§ **Data shown**
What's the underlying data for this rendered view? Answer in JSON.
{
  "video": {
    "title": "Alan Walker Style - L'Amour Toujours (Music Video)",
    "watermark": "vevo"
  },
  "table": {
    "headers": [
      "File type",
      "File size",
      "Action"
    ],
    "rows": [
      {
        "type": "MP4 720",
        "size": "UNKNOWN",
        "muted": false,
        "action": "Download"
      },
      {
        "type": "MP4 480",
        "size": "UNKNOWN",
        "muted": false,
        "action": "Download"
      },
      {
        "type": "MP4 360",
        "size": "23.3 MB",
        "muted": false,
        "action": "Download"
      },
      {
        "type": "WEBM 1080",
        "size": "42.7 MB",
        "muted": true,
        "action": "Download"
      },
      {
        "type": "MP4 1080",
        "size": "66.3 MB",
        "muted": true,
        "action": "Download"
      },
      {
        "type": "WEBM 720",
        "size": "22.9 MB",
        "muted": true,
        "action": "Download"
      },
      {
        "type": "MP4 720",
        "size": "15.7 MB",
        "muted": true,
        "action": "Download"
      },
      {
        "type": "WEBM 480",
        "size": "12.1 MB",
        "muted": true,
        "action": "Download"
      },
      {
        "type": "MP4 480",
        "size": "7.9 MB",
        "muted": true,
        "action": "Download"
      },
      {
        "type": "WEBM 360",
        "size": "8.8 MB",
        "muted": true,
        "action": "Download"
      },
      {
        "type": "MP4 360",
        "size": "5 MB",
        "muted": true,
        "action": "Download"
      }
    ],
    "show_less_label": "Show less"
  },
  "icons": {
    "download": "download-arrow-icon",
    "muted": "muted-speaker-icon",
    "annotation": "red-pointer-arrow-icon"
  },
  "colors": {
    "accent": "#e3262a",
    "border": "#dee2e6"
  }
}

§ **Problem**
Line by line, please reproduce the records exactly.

§ **Your response**
What's the underlying data for this rendered view? Answer in JSON.
{
  "video": {
    "title": "Alan Walker Style - L'Amour Toujours (Music Video)",
    "watermark": "vevo"
  },
  "table": {
    "headers": [
      "File type",
      "File size",
      "Action"
    ],
    "rows": [
      {
        "type": "MP4 720",
        "size": "UNKNOWN",
        "muted": false,
        "action": "Download"
      },
      {
        "type": "MP4 480",
        "size": "UNKNOWN",
        "muted": false,
        "action": "Download"
      },
      {
        "type": "MP4 360",
        "size": "23.3 MB",
        "muted": false,
        "action": "Download"
      },
      {
        "type": "WEBM 1080",
        "size": "42.7 MB",
        "muted": true,
        "action": "Download"
      },
      {
        "type": "MP4 1080",
        "size": "66.3 MB",
        "muted": true,
        "action": "Download"
      },
      {
        "type": "WEBM 720",
        "size": "22.9 MB",
        "muted": true,
        "action": "Download"
      },
      {
        "type": "MP4 720",
        "size": "15.7 MB",
        "muted": true,
        "action": "Download"
      },
      {
        "type": "WEBM 480",
        "size": "12.1 MB",
        "muted": true,
        "action": "Download"
      },
      {
        "type": "MP4 480",
        "size": "7.9 MB",
        "muted": true,
        "action": "Download"
      },
      {
        "type": "WEBM 360",
        "size": "8.8 MB",
        "muted": true,
        "action": "Download"
      },
      {
        "type": "MP4 360",
        "size": "5 MB",
        "muted": true,
        "action": "Download"
      }
    ],
    "show_less_label": "Show less"
  },
  "icons": {
    "download": "download-arrow-icon",
    "muted": "muted-speaker-icon",
    "annotation": "red-pointer-arrow-icon"
  },
  "colors": {
    "accent": "#e3262a",
    "border": "#dee2e6"
  }
}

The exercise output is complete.